━━ Records provided ━━

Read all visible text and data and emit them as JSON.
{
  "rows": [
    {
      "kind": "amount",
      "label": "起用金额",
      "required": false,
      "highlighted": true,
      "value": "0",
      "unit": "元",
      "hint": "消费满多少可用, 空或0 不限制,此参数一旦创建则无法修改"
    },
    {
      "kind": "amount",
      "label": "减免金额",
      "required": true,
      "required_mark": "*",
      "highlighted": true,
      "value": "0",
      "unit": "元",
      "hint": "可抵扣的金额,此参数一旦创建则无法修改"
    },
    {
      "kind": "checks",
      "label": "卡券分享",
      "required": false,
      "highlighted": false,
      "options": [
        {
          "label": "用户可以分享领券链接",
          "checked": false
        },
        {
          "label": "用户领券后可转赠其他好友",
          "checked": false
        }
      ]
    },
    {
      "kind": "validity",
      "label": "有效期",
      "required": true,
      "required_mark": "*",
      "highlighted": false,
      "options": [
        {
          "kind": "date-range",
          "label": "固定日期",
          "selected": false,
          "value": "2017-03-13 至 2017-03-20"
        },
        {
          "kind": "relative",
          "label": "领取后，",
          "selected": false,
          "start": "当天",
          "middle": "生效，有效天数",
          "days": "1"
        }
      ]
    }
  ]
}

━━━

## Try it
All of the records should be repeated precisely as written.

## Exercise response
Read all visible text and data and emit them as JSON.
{
  "rows": [
    {
      "kind": "amount",
      "label": "起用金额",
      "required": false,
      "highlighted": true,
      "value": "0",
      "unit": "元",
      "hint": "消费满多少可用, 空或0 不限制,此参数一旦创建则无法修改"
    },
    {
      "kind": "amount",
      "label": "减免金额",
      "required": true,
      "required_mark": "*",
      "highlighted": true,
      "value": "0",
      "unit": "元",
      "hint": "可抵扣的金额,此参数一旦创建则无法修改"
    },
    {
      "kind": "checks",
      "label": "卡券分享",
      "required": false,
      "highlighted": false,
      "options": [
        {
          "label": "用户可以分享领券链接",
          "checked": false
        },
        {
          "label": "用户领券后可转赠其他好友",
          "checked": false
        }
      ]
    },
    {
      "kind": "validity",
      "label": "有效期",
      "required": true,
      "required_mark": "*",
      "highlighted": false,
      "options": [
        {
          "kind": "date-range",
          "label": "固定日期",
          "selected": false,
          "value": "2017-03-13 至 2017-03-20"
        },
        {
          "kind": "relative",
          "label": "领取后，",
          "selected": false,
          "start": "当天",
          "middle": "生效，有效天数",
          "days": "1"
        }
      ]
    }
  ]
}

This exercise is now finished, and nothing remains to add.